“It’s already noticeable that (aside from a few exceptions) there are fewer “bands” emerging and more solo acts, more music is written on the computer instead of being jammed in practice spaces (which makes sense)”.
As a result, he feels more bands are either coming from a more privileged background or making extra-commercial music – though he recognises there are a few exceptions to this.
“There’s a weird thing right now where a load of the most successful acts from Ireland are from wealthy backgrounds – nothing wrong with that of course, but there’s always been a balance, whereas now it feels different.”
While Delorentos feel that the hardships of living in Dublin is having a visible impact on the Irish music scene (this week New York Times reported it was in the top 10 most expensive cities to rent in the world), it’s still hard not to recognise the talent we have at the moment. I ask Kieran about Irish bands and artists that the Delorentos are excited about at the moment. Pillow Queens, Vernon Jane, Thumper, DB Hews, Sorcha Richardson, Junior Brother, Bleeding Heart Pigeons, Murder Capital, Fangclub, Fontaines D.C all come up in conversation.

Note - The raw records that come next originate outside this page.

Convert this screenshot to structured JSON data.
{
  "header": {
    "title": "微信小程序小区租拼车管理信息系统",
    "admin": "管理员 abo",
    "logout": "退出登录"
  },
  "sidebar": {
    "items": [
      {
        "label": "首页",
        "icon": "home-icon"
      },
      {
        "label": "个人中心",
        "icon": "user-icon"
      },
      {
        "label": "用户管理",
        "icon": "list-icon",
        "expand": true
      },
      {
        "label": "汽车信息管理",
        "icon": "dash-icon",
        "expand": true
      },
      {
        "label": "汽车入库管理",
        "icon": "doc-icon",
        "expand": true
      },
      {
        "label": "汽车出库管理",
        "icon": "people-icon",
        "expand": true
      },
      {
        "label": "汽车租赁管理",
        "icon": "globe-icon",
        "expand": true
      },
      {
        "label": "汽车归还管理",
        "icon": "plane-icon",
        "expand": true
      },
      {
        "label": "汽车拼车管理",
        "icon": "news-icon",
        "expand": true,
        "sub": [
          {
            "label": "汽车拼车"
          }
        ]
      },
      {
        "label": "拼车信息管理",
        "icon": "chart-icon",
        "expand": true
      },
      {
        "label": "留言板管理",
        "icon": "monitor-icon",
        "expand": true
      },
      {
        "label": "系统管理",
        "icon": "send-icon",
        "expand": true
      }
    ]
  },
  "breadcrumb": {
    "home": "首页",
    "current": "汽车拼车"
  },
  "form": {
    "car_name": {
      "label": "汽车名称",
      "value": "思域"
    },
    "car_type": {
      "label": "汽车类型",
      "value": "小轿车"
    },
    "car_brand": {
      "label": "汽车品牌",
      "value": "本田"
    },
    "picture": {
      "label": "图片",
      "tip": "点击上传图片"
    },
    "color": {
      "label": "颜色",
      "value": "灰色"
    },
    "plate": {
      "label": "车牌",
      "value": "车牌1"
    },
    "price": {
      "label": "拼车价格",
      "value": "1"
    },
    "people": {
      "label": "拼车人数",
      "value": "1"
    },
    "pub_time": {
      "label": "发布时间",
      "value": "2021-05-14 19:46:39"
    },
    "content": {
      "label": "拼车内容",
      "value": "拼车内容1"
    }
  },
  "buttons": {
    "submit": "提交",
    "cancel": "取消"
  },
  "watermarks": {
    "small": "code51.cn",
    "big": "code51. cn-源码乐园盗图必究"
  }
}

True Surrender was their fifth album released last year and it was arguably one of their most challenging ones yet. The band had made huge progress on the album but in the midst of it all decided to scrap everything and go back to the drawing board. They describe how this process caused a lot of arguments between the four of them and how they had to make up afterward.
Yet, as he looks back on this album and the response that it had, it seems as if there is no regret in their creative process. ” It’s had a good reaction and we’re proud of it. We feel like we pushed ourselves writing True Surrender, we left our comfort zones, and it means a lot to us.”
The lads are back writing away on new music and have promised that there are some “melancholy bangers on the way”.
In the aftermath of their last album and in the depth of writing new material, McGuinness say they were delighted to be offered the Workman’s slot. He says that it’s the perfect opportunity to do a gig just for the joy of it.
Workman’s has been the beating heart of the Dublin music scene for many years now. It acts as the watering hole for raw Irish talent to integrate with each other. Delorentos have been an integral part of the Dublin music scene for many years now, so I was interested to see what the venue meant for them.
“It’s a cool venue – I love venues where you can hear and feel the audience. Huge venues are often crap experiences for the band and audience. If you’re at a great gig in the Workman’s you are right in the centre of it as a communal experience. Plus you can get the best pizza [DiFontaine’s] in Dublin real close.”
Delorentos plays the We Are Workman’s Series, brought to you by Roe & Co Whiskey on August 15th. Tickets are sold out. We Are Workman’s is a Celebration Of The Diversity Of Music, Art, People, Community, Style & Taste That The Workman’s Club Represents.